Miami quarterback Brad Kaaya was not made available to the media this week heading into Notre Dame.
Notre Dame quarterback DeShone Kizer said plenty.
Kizer, a 6-4, 230-pound redshirt sophomore, has been getting lots of national attention lately as a projected first-round – even top 10 – NFL Draft pick should he choose to go out early after this season. And that’s despite a 2-5 record and shaky performance last game against Stanford that got him pulled for the backup for a brief time.
Kaaya, a 6-4, 215-pound junior, has gotten lots of attention himself. This past summer he was also projected by analysts as a first-rounder – in many cases the second quarterback in the draft behind Clemson’s Deshaun Watson.

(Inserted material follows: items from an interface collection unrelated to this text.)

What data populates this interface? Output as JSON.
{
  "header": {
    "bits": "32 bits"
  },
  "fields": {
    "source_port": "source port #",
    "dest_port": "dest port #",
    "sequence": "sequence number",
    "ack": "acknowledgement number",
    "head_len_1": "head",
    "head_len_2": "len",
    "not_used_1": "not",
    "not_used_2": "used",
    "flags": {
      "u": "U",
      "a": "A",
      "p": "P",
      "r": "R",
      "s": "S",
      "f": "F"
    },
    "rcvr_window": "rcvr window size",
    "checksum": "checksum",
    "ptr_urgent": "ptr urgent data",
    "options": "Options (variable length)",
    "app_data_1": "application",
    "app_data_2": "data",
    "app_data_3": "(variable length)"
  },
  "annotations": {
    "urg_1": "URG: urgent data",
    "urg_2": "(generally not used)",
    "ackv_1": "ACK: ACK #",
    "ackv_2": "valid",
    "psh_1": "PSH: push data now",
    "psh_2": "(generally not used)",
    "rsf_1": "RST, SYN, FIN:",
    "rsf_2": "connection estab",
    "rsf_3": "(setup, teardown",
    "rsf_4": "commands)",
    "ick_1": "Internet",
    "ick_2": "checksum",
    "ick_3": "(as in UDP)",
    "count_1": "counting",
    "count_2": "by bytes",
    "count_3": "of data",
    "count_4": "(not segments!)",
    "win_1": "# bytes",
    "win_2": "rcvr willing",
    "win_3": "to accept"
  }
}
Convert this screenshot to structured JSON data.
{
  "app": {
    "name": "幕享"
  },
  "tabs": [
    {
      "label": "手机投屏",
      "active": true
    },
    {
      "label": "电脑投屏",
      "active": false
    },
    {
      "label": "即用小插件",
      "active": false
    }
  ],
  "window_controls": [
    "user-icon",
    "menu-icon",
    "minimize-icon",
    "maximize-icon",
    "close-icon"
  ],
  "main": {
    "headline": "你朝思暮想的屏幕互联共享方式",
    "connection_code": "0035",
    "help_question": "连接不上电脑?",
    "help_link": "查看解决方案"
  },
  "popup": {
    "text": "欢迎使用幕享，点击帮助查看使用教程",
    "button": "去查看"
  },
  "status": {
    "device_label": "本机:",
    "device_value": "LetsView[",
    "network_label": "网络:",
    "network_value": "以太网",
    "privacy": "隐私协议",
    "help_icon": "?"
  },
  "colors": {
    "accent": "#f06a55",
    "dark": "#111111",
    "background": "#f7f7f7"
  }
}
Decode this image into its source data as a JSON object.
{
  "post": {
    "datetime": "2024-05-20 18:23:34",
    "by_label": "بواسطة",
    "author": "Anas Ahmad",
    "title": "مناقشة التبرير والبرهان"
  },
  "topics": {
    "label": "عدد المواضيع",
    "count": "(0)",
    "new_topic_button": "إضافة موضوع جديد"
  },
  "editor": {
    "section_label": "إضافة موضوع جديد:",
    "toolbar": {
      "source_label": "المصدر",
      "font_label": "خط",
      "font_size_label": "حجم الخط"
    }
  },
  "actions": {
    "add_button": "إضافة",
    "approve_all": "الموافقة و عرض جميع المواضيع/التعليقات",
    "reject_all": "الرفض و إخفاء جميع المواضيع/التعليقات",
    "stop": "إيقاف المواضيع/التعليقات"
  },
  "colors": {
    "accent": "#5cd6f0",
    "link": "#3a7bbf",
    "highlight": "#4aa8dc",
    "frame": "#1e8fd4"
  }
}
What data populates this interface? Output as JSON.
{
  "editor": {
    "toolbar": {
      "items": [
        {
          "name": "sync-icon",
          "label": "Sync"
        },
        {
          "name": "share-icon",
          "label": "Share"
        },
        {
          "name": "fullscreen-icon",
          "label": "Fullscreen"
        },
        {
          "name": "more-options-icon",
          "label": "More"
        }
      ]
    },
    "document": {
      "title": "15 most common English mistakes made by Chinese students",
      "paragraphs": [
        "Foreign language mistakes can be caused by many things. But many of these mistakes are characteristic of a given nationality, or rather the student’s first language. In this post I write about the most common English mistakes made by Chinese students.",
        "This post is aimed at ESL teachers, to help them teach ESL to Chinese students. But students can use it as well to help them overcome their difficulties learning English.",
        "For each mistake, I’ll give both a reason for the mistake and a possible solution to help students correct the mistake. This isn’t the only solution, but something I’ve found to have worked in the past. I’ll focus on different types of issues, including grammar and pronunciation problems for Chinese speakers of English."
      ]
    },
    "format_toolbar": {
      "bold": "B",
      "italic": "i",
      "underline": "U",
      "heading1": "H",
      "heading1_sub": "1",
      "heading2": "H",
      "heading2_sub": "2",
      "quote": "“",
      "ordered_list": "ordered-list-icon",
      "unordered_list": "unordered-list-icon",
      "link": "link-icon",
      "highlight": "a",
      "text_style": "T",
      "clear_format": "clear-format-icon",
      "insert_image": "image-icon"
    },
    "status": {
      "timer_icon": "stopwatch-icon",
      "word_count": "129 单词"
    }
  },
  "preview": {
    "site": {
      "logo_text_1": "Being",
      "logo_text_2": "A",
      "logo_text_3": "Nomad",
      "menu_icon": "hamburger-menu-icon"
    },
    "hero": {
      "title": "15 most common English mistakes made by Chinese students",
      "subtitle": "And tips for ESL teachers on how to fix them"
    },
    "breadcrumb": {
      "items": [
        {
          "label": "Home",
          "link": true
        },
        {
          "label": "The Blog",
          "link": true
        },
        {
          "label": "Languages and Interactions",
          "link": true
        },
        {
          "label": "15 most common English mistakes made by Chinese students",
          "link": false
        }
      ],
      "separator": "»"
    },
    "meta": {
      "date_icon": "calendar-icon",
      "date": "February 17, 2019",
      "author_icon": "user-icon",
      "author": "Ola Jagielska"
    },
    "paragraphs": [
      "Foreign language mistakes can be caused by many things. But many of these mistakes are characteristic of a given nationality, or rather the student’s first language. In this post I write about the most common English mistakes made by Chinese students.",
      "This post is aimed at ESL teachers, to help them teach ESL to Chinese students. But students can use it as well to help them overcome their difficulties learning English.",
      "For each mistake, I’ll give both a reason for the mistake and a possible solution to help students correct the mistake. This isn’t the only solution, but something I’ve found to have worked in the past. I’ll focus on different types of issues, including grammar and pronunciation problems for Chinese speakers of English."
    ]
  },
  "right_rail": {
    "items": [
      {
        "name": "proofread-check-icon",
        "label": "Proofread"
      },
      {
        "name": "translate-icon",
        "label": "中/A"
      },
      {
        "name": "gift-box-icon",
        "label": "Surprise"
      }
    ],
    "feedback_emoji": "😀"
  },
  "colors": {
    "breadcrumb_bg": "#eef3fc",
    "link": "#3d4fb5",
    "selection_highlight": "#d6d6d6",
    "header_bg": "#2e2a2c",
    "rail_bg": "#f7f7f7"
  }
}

Kizer and Kaaya’s numbers are strikingly similar this season, except for one big difference: Kizer can run – and does. He already has seven rushing touchdowns this season and 285 yards on the ground.
UM (4-3) for years has not been nearly as proficient against running quarterbacks (evidence: last week at Virginia Tech, where Jerod Evans ran for 98 yards and a TD and passed for 259 and two TDs).
Kizer has completed 118 of 203 passes for 1,775 yards and 14 touchdowns, with seven interceptions. Kaaya has completed 121 of 196 passes for 1,696 yards and 12 touchdowns, with five picks (the same amount he had all of last season).
But Kaaya’s stock has dropped this season, more glaring after the past three consecutive losses in which he has been sacked 13 times (8 last game at Virginia Tech). UM’s offensive line has not helped one bit, nor has Kaaya’s lack of mobility. Sometimes he needs to get rid of the ball quicker, if even to be prudent and toss it away. But getting pounded doesn’t help a guy’s confidence, nor does injuring one’s throwing shoulder (against FSU on the first play).
Kaaya is a fighter with immense pride and loyalty to his team. Gotta love that. Here’s some of what Kaaya said the last time he spoke, immediately after the 37-16 loss in Blacksburg:
“We just haven’t scored enough points on defense. We’ve got to help our defense out. We’ve got to find a way to get the ball in the red zone. We can’t settle for field goals. We’ve got to make plays.’’
On how he’ll make sure the team keeps moving
“This team has been close even before the season. Right now our camaraderie, our family is going to get tested. We just have to stay together and keep playing and keep grinding, because there’s still five more games left. It’s still a long season. At the end of the day we’re all we’ve got and we’ve always known that.
“…We can’t just sit here and mope around and keep losing. You have to stand up and fight. We can’t be mediocre. We have to do something – find a way to get better.
“…We can’t just put it in the tank… Miami Hurricanes don’t quit no matter what the record is.’’
Kaaya on third down problems: “We just have to come together at every position because it takes all 11. When we do make plays, our offense executes very well. But in order to get to that point everyone has to do their job… If the O-line does their job and gives me time, the receivers run their routes, the running backs keep their blocks, we all come together and do the right thing, if I put it on the money, we’re going to b e successful on third down…It takes all of us.
“…There are times I got smacked tonight and other times I probably could have gotten rid of the ball and made something happen – found a way.’’
“These last couple of outings haven’t been a representation of what this offense if about.’’
Here’s some of what Kizer told reporters this week going into the Miami game:
On if he Kizer was frustrated last game, a loss to Stanford in which the Irish had the ball on the Stanford 14 with 41 seconds left and no timeouts and after a short completion, sack and spike, he ran on fourth down and fumbled the ball away (he also threw two picks, one returned 50 yards for a TD):
“I mean we lost again. The only feeling you have right there is anger. It was a rough game for me. Obviously very interesting getting benched at one point in the game…”
On how to counteract Miami’s aggressive defense: “You’ve got to match their intensity. They’re a bunch of athletes out there who are all fast, and every last player out there is a big-play type of player. We all completely understand that. In order to go out and be successful against a defense like that, we have to come out with that same aggressiveness, that same confidence in ourself to be the better player and to beat the guy in front of you.’’
On what the identity – “the thing that always works” – is for the Fighting Irish: “Our identity is that we have athletes all the way across the board.’’